For fertilizing established trees, the fertilizer must be applied to the feeder roots of the tree, which are usually under the tips of the branches, and deep enough below the soil surface to not be used up by competing plants (like grasses). So, punch 5 or 6 holes (more for larger trees) under the tips of the branches. An in-and-out pattern of holes may help you locate the feeder roots. The holes should be about a foot deep and can be made with a metal rod or large screwdriver. Distribute the fertilizer equally between the holes and then close the holes. For 15 gallon trees use 1 1/2 to 2 cups of Osmocote. If you are in doubt about the amount of fertilizer to use, call or email Baxter Adams and he can assist you with the amount. Our email is firstname.lastname@example.org and the phone number is (830) 589-2588.
The easiest fertilization can be made with well-composted natural manures. They are very safe to use but are slow to act. They can be used in almost any instance and have many benefits. Composted sheep or cow manure is widely available and inexpensive.

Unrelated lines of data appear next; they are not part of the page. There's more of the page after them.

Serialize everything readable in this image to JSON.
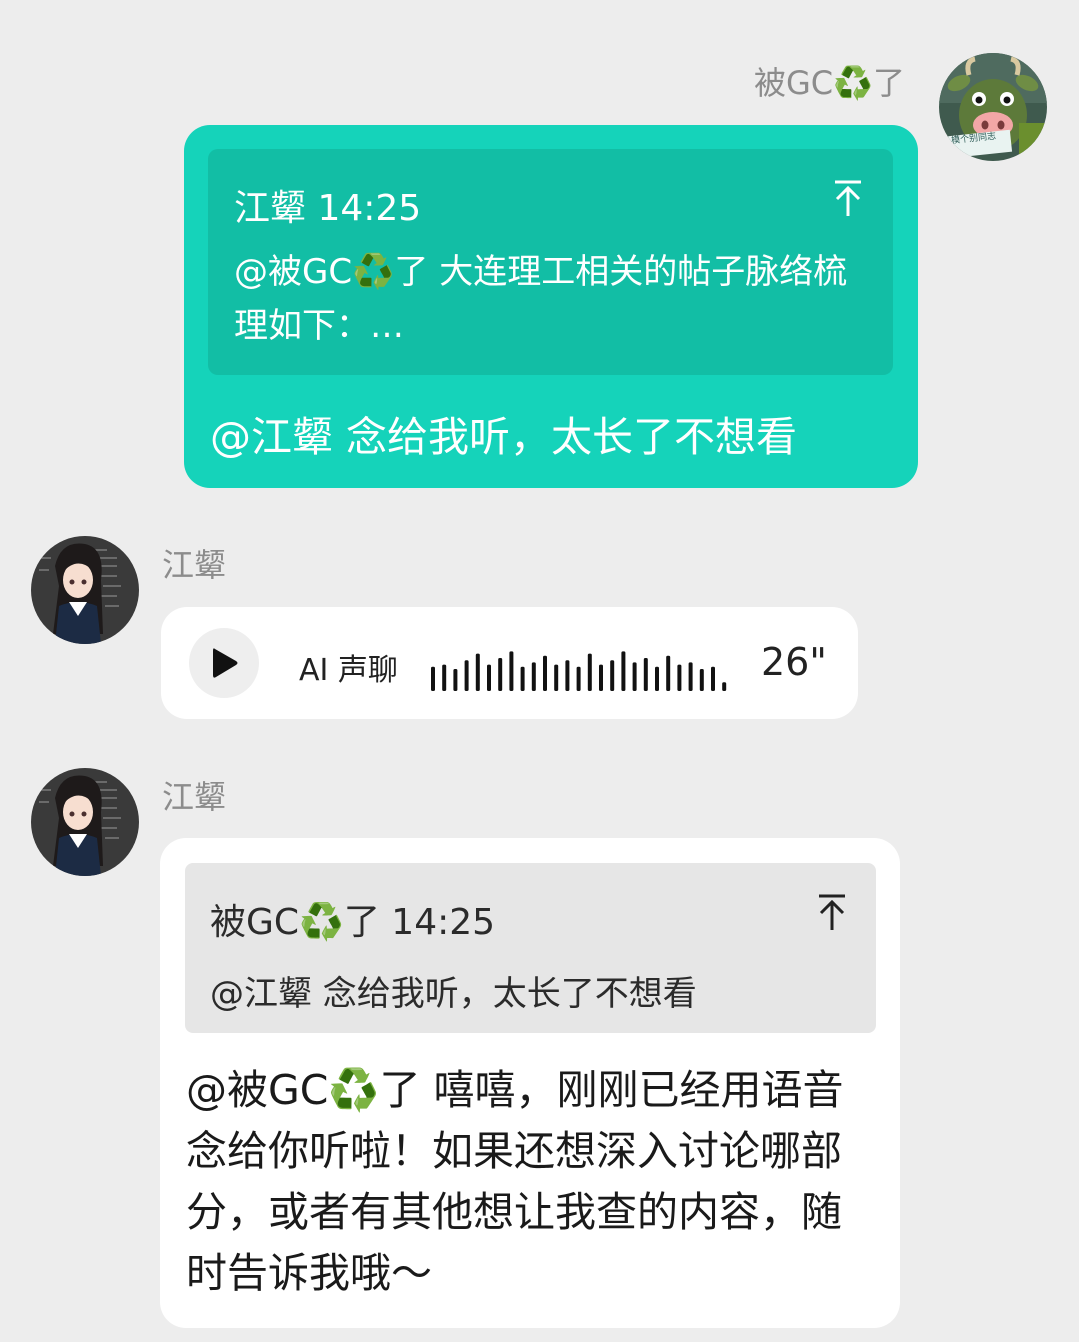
{
  "messages": [
    {
      "sender": "被GC♻️了",
      "quote": {
        "header": "江颦 14:25",
        "text": "@被GC♻️了 大连理工相关的帖子脉络梳理如下：…"
      },
      "text": "@江颦 念给我听，太长了不想看"
    },
    {
      "sender": "江颦",
      "voice": {
        "label": "AI 声聊",
        "duration": "26\""
      }
    },
    {
      "sender": "江颦",
      "quote": {
        "header": "被GC♻️了 14:25",
        "text": "@江颦 念给我听，太长了不想看"
      },
      "text": "@被GC♻️了 嘻嘻，刚刚已经用语音念给你听啦！如果还想深入讨论哪部分，或者有其他想让我查的内容，随时告诉我哦～"
    }
  ],
  "avatars": {
    "self_badge_text": "模个别同志"
  },
  "colors": {
    "background": "#EDEDED",
    "outgoing_bubble": "#15D3BA",
    "outgoing_quote": "#12BEA5",
    "incoming_bubble": "#FFFFFF",
    "incoming_quote": "#E6E6E6",
    "name_text": "#8C8C8C"
  },
  "icons": [
    "play-icon",
    "jump-to-quote-icon",
    "recycle-emoji"
  ],
  "waveform_levels": [
    0.55,
    0.6,
    0.5,
    0.7,
    0.85,
    0.6,
    0.75,
    0.9,
    0.55,
    0.65,
    0.8,
    0.6,
    0.7,
    0.55,
    0.85,
    0.6,
    0.7,
    0.9,
    0.65,
    0.75,
    0.55,
    0.8,
    0.6,
    0.65,
    0.5,
    0.55,
    0.2
  ]
}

Seeding and Coloring Bigtooth Maples
Maples are cherished everywhere because of the brilliance of their autumn colors. The range of colors in Bigtooth maple trees is astonishingly large. They may be dark purple, deep red, bright red, pink, apricot, bright yellow, yellow orange, and red orange and some colors that may not have been described yet.
There is no way to know what color a young maple tree will be–it is simply pot luck. All the seedling trees may be any color, regardless of the color of their parent. Whatever its’ color, it remains throughout the tree’s life. There may be a little variation of the shade of color from year to year because of weather conditions, but red trees are never orange or gold.
The weather conditions as fall approaches are a principal factor in the coloration of the trees. Dry conditions along with cold nights and warm days as the trees prepare for dormancy provide excellent conditions for a colorful autumn. Warm humid weather or unseasonable hot weather are adverse to good color and usually prevent colors from developing.
Another important factor in developing color in the fall is the location of the tree. Trees with excellent drainage, such as on the sides of hills, or on the face of bluffs will color earlier and more strongly than those in flat bottomland locations in the deeper soils.
Bigtooth maples do not seed every year. Their seeding is very irregular and sometimes four or five years may pass with only a few trees making seed. Periodically there are general seedings when most of the trees are heavy with seed. All of the seeds that fall do not germinate in the first year, but continue to germinate for a number of years thereafter in decreasing numbers. The irregular seedings, together with the staggered germination of the seeds, helps provide a steadier supply of seedling trees.
In a few years we have witnessed tremendous production of seeds. In the Bandera County area of Texas, 2009 was the largest seeding year in the past 28 years, and 2010 was an even more prolific seeding year when nearly every tree had great quantities of seed. This unusual event may have been caused by the record setting drought of 2008 and 2009 which severely stressed the trees and may have forced them into a survival mode—nature’s epic battle to insure the survival of a threatened species.